■ Work instruction
From the first entry to the last, restate everything word for word and exclude pictures.
::: Records :::
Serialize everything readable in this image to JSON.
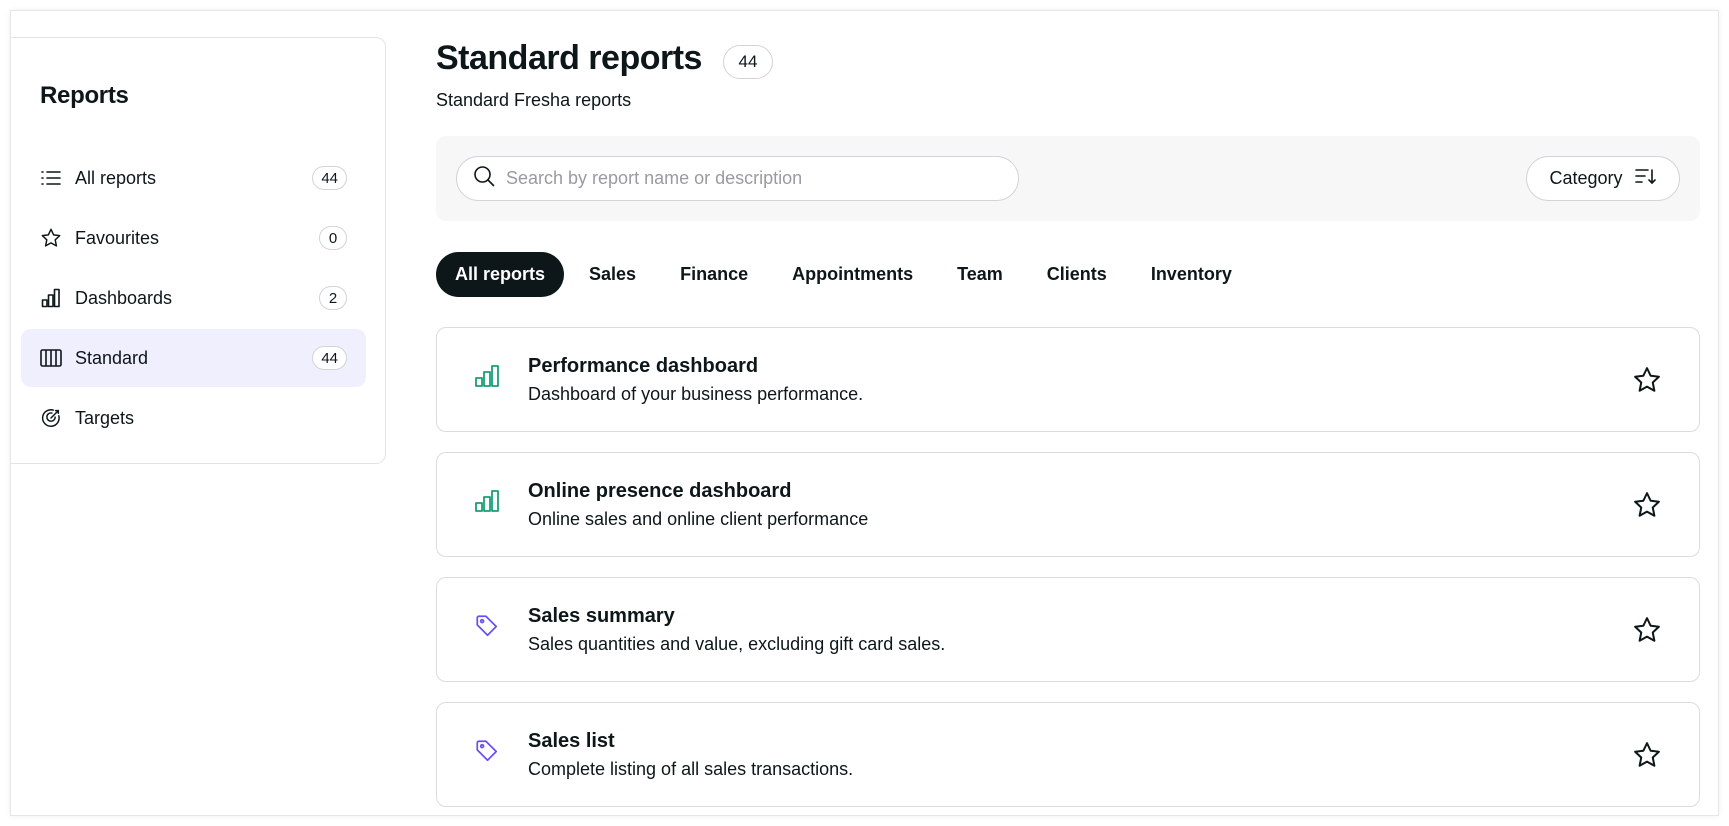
{
  "sidebar": {
    "title": "Reports",
    "items": [
      {
        "label": "All reports",
        "count": "44",
        "icon": "list-icon",
        "active": false
      },
      {
        "label": "Favourites",
        "count": "0",
        "icon": "star-icon",
        "active": false
      },
      {
        "label": "Dashboards",
        "count": "2",
        "icon": "bar-chart-icon",
        "active": false
      },
      {
        "label": "Standard",
        "count": "44",
        "icon": "columns-icon",
        "active": true
      },
      {
        "label": "Targets",
        "count": "",
        "icon": "target-icon",
        "active": false
      }
    ]
  },
  "header": {
    "title": "Standard reports",
    "count": "44",
    "subtitle": "Standard Fresha reports"
  },
  "filters": {
    "search_placeholder": "Search by report name or description",
    "search_value": "",
    "category_label": "Category"
  },
  "tabs": [
    {
      "label": "All reports",
      "active": true
    },
    {
      "label": "Sales",
      "active": false
    },
    {
      "label": "Finance",
      "active": false
    },
    {
      "label": "Appointments",
      "active": false
    },
    {
      "label": "Team",
      "active": false
    },
    {
      "label": "Clients",
      "active": false
    },
    {
      "label": "Inventory",
      "active": false
    }
  ],
  "reports": [
    {
      "title": "Performance dashboard",
      "description": "Dashboard of your business performance.",
      "icon": "dashboard-chart-icon"
    },
    {
      "title": "Online presence dashboard",
      "description": "Online sales and online client performance",
      "icon": "dashboard-chart-icon"
    },
    {
      "title": "Sales summary",
      "description": "Sales quantities and value, excluding gift card sales.",
      "icon": "tag-icon"
    },
    {
      "title": "Sales list",
      "description": "Complete listing of all sales transactions.",
      "icon": "tag-icon"
    }
  ],
  "colors": {
    "active_sidebar_bg": "#f0effd",
    "dashboard_icon": "#1a9e74",
    "tag_icon": "#6950f3",
    "active_tab_bg": "#0d1619"
  }
}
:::
■ Solved problem
Serialize everything readable in this image to JSON.
{
  "sidebar": {
    "title": "Reports",
    "items": [
      {
        "label": "All reports",
        "count": "44",
        "icon": "list-icon",
        "active": false
      },
      {
        "label": "Favourites",
        "count": "0",
        "icon": "star-icon",
        "active": false
      },
      {
        "label": "Dashboards",
        "count": "2",
        "icon": "bar-chart-icon",
        "active": false
      },
      {
        "label": "Standard",
        "count": "44",
        "icon": "columns-icon",
        "active": true
      },
      {
        "label": "Targets",
        "count": "",
        "icon": "target-icon",
        "active": false
      }
    ]
  },
  "header": {
    "title": "Standard reports",
    "count": "44",
    "subtitle": "Standard Fresha reports"
  },
  "filters": {
    "search_placeholder": "Search by report name or description",
    "search_value": "",
    "category_label": "Category"
  },
  "tabs": [
    {
      "label": "All reports",
      "active": true
    },
    {
      "label": "Sales",
      "active": false
    },
    {
      "label": "Finance",
      "active": false
    },
    {
      "label": "Appointments",
      "active": false
    },
    {
      "label": "Team",
      "active": false
    },
    {
      "label": "Clients",
      "active": false
    },
    {
      "label": "Inventory",
      "active": false
    }
  ],
  "reports": [
    {
      "title": "Performance dashboard",
      "description": "Dashboard of your business performance.",
      "icon": "dashboard-chart-icon"
    },
    {
      "title": "Online presence dashboard",
      "description": "Online sales and online client performance",
      "icon": "dashboard-chart-icon"
    },
    {
      "title": "Sales summary",
      "description": "Sales quantities and value, excluding gift card sales.",
      "icon": "tag-icon"
    },
    {
      "title": "Sales list",
      "description": "Complete listing of all sales transactions.",
      "icon": "tag-icon"
    }
  ],
  "colors": {
    "active_sidebar_bg": "#f0effd",
    "dashboard_icon": "#1a9e74",
    "tag_icon": "#6950f3",
    "active_tab_bg": "#0d1619"
  }
}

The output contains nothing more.